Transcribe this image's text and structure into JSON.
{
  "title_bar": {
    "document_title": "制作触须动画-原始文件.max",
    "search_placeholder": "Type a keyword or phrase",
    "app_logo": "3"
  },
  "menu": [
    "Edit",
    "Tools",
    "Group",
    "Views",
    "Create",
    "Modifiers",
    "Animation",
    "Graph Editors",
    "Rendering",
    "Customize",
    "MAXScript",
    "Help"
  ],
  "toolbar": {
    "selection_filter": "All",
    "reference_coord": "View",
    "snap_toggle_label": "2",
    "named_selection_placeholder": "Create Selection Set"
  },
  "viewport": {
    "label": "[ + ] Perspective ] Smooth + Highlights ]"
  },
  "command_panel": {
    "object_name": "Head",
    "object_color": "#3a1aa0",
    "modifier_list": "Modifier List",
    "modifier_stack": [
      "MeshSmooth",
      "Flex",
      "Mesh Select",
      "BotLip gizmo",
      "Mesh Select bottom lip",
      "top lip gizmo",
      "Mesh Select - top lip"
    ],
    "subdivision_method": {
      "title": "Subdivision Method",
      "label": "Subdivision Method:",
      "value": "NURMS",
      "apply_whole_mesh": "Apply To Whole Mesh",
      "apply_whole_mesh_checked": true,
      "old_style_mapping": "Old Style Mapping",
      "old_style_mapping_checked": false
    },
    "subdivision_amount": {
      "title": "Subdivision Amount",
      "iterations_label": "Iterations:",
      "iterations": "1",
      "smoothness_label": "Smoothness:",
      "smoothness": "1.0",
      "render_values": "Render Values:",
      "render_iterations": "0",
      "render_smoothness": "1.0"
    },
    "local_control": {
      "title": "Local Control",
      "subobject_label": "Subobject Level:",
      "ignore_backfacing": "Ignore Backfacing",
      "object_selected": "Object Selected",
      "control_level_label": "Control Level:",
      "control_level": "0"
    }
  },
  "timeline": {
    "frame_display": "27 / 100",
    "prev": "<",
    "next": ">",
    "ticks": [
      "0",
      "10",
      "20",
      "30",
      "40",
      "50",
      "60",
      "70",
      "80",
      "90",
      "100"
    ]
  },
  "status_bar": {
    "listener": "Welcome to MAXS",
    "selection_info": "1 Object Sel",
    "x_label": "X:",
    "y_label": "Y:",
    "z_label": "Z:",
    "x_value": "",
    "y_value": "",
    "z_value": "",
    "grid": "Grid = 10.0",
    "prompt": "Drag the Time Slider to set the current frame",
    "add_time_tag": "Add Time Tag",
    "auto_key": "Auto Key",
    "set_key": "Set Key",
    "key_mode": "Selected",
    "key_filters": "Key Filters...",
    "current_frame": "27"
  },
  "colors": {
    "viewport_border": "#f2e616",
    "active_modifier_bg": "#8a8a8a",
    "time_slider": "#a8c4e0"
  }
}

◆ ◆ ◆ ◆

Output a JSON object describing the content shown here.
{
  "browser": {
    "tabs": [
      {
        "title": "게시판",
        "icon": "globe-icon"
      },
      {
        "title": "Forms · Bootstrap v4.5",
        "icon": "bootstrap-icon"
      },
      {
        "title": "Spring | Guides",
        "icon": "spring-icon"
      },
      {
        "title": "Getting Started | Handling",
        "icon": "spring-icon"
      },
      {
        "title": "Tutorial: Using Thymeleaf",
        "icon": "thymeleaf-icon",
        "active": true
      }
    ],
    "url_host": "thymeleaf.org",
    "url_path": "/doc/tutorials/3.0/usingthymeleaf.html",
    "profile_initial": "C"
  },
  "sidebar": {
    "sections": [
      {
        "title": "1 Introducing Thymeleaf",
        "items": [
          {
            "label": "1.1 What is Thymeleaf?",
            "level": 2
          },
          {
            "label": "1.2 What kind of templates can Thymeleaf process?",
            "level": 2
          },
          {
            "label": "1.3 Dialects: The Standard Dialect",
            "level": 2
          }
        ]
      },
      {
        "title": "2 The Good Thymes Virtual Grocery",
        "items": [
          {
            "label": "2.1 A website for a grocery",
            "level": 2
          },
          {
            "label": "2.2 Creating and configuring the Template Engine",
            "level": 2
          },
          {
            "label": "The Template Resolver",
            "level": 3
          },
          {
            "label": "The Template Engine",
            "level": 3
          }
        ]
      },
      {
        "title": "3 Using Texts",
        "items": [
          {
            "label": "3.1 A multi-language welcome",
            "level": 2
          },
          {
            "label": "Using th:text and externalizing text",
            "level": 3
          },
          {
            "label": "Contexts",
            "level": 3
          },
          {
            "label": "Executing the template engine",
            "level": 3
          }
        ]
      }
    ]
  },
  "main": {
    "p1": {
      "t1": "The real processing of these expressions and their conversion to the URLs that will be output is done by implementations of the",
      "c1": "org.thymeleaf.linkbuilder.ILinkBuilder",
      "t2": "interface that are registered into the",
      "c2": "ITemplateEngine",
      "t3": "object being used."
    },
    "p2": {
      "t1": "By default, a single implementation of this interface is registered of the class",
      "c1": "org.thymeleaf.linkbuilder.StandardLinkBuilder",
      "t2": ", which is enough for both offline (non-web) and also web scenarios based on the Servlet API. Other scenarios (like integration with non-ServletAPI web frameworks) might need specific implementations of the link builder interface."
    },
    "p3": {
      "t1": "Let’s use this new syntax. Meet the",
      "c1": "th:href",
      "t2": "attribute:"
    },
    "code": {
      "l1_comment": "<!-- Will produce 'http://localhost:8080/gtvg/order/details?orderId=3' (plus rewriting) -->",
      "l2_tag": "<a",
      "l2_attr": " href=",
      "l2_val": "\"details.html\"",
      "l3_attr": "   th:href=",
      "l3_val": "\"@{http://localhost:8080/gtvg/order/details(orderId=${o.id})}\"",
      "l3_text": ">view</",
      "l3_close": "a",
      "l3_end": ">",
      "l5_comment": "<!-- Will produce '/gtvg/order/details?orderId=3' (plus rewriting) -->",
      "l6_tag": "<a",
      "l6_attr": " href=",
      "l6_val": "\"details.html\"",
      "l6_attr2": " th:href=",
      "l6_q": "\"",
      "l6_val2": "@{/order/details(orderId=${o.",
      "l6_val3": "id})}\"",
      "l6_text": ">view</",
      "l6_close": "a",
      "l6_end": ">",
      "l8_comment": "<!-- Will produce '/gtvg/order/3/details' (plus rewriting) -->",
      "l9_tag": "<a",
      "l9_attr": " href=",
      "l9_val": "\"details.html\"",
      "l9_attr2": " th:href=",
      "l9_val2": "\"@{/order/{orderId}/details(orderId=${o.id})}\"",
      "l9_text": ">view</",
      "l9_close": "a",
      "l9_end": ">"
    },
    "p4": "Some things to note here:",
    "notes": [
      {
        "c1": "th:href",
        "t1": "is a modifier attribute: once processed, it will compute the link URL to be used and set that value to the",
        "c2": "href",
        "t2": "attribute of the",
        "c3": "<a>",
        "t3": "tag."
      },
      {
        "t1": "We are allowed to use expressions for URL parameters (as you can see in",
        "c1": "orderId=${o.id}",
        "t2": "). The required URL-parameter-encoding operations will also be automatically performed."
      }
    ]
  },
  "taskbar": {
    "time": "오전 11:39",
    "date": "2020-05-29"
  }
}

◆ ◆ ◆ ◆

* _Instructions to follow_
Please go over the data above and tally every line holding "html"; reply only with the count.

* _Exercise output_
4